Wednesday, June 4, 2008

3 Months Home

Yesterday marked William's three month anniversary of joining our family. When I mentioned this milestone to Craig last night, he was genuinely surprised because it really does feel like William has been with us for much, much longer.

Over the last month, we have seen more outward signs of a healthy bond developing. I could be wrong, but I think he's starting to trust us more to provide for him. In the first two months of being home, he would kick and howl and cry in his highchair until we inserted his bottle into his mouth. (Believe me, we prep his food as much as we can in advance of feeding time and waste no time in getting it to him.) Nowadays, he fusses much less. I'd like to think this change indicates his understanding that we'll provide for him unfailingly.

William is also expressing a recognition that we belong together. Recently, we were recently at a large indoor playground with our local MOPS group. He decided to chase after a toy that was a good 30 feet away. I let him go and waited with some apprehension. What would he do when he tired of the toy? Would he remember where I was and search for me? Would he crawl around aimlessly and cry because he thought himself abandoned?

I'm happy to report that when he did bore of the toy, he turned around and came back to me without missing a beat. Considering there were plenty of other children and parents around, he searched for me and found me. It seems silly to think he wouldn't, but as an adoptive parent, I don't take these outcomes for granted.

And finally, my favorite indicator of healthy bonding: for the past several weeks William has been giving me kisses. It's so sweet. He looks like a trout as he slowly angles his face towards mine, his petite mouth puckered into a perfect "O." (I know, fish are far from cute, but I think you get the picture). Just for the moment, it's easy to forget that I've been slimed and slobbered with baby drool. Ahhh... bliss.

Monday, June 2, 2008

The Stork Strikes Again - Twice!

I have been reeling with joy this past week at so many announcements of incoming babies. This week, two of my blogging friends, Sarah W. and K.B. were referred babies from St. Lucy's Center.

Sarah, the undisputed queen of the Taiwanese adoption blogging world, has been matched with a 4 month-old baby girl after a nearly 16 month wait. I have yet to see Hannah Claire's entire picture, but rumor has it that she has a set of chins that could give William's a run for the money.

After an emotional roller-coaster ride of a wait, K.B. and her family were finally matched with a wonderful little 4 month-old boy. I am so happy for her!

It is amazing how excited I have become for women whom I have never met face-to-face. In following their blogs and corresponding through email, it has been impossible not to get caught up in all the highs and lows of their journeys and to hold my breath along with them as they waited for their referral days. I'm delighted to now have the opportunity to exhale.

Up and At 'Em

Quite literally. Ever since William figured out how to pull himself up to a standing position, he's been trying to grab anything within reach on low-lying surfaces. We have to make sure that all the small objects lying about are inaccessible to him. It's as if his mouth is a black hole that ineluctably sucks off-limits items in its direction.
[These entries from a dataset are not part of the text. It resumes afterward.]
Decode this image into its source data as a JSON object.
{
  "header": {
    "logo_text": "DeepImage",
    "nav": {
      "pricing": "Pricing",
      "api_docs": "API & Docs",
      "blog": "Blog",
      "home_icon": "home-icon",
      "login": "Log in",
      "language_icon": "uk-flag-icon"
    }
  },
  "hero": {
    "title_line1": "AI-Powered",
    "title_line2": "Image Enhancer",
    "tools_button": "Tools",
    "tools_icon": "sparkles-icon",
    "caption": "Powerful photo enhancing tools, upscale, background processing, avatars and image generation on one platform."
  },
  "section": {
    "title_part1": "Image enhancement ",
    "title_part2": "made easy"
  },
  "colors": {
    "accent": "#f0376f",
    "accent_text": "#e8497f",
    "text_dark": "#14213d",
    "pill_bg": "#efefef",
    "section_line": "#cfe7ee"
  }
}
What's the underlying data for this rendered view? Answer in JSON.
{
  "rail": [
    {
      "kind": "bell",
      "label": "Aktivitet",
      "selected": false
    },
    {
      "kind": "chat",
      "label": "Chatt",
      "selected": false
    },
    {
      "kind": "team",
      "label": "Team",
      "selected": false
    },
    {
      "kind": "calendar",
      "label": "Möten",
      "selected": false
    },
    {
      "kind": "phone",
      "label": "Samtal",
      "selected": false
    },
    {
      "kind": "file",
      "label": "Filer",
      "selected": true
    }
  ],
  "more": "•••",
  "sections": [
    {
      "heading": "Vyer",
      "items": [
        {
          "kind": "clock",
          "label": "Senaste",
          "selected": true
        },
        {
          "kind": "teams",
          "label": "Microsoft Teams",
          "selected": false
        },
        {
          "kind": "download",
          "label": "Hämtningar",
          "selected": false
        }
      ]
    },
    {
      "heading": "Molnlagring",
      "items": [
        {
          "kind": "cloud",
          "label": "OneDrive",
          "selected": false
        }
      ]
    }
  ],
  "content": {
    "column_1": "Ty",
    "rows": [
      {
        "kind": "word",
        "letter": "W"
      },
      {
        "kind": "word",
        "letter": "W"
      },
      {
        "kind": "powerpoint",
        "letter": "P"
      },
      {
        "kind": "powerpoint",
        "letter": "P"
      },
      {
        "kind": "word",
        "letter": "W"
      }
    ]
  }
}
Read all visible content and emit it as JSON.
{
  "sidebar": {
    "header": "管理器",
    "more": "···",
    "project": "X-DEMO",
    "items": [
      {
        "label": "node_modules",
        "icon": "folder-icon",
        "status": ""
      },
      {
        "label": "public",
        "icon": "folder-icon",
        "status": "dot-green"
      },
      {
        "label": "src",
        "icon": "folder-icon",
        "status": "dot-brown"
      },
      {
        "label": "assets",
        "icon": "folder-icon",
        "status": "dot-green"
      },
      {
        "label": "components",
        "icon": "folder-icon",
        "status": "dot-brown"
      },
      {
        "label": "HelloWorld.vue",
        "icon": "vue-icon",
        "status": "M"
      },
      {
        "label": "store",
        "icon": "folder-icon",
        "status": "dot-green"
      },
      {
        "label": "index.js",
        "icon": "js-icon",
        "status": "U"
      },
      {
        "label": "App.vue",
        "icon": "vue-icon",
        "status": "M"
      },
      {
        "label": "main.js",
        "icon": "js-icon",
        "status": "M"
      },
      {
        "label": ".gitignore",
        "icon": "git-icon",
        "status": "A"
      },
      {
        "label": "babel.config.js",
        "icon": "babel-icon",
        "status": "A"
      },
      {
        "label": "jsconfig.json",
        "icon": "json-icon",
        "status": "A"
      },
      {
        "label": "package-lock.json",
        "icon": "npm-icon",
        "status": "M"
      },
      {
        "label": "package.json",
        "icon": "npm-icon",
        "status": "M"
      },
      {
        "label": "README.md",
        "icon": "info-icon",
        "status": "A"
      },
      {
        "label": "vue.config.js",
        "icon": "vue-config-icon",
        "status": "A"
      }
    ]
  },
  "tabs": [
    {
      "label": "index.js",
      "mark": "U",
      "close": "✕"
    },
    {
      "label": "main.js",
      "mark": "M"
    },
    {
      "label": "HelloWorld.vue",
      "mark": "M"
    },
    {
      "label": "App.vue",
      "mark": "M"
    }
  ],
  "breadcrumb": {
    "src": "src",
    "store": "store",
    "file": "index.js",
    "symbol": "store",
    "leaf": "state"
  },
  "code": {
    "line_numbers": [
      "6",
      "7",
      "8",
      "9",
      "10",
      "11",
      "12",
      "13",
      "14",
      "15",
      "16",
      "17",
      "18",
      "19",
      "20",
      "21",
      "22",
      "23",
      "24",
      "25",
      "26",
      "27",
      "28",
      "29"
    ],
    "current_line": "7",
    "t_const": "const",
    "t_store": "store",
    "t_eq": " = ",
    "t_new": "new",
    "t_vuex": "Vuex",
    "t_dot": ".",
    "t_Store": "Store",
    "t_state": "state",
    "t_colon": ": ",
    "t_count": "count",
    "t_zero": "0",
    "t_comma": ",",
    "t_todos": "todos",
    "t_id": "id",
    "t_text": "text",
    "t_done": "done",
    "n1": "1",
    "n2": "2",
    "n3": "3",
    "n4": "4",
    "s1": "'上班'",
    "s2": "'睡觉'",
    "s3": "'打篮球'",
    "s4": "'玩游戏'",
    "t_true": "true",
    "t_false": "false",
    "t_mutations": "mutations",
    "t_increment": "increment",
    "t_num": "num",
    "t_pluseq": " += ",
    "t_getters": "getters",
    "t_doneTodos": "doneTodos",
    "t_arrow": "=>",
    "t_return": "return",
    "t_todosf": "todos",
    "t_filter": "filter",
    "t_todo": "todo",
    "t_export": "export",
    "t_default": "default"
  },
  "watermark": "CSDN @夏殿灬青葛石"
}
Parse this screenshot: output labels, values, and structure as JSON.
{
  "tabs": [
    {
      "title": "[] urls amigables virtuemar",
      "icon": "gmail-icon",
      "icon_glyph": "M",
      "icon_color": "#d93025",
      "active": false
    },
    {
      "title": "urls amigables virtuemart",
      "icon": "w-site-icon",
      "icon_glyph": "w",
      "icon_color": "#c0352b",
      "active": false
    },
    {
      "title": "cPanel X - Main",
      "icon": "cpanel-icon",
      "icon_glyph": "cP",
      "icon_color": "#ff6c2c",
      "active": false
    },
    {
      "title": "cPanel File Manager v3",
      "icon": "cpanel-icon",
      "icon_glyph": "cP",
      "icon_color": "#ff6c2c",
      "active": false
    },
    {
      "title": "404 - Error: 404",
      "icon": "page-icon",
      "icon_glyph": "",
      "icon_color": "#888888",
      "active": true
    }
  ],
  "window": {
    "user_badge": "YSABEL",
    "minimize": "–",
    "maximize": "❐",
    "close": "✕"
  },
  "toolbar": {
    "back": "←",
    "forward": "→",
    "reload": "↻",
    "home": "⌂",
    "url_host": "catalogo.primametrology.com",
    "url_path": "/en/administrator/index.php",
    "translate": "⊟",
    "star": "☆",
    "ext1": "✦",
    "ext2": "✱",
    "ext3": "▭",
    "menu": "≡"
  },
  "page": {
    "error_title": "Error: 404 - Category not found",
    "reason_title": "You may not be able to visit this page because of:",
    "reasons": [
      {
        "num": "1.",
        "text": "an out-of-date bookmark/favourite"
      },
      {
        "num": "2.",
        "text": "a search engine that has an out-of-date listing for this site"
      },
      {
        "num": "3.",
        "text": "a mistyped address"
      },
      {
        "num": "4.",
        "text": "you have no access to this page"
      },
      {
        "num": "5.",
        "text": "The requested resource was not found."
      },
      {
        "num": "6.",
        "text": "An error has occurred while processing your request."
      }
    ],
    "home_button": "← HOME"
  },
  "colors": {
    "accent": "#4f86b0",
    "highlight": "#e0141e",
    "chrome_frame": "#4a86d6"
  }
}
Babyproofing aside, William is so proud of himself. Often when he pulls up, he will rest his weight on whatever is supporting him, clap, and smile irrepressibly. Sometimes, he even cheers "Yaaaaaaay!" for himself.

It has really been exciting watching him hit so many milestones in less than three months of being home. The experience is akin to watching fireworks explode in slow motion. William is now where he should be developmentally. Naturally, I wonder if his motor skills would have progressed much more quickly had he not lived in an insitution setting for almost 5 months of his life. Either way, we are grateful for the rare opportunity to have had him home at a younger age so that we can bear witness to the unfolding of these minor miracles.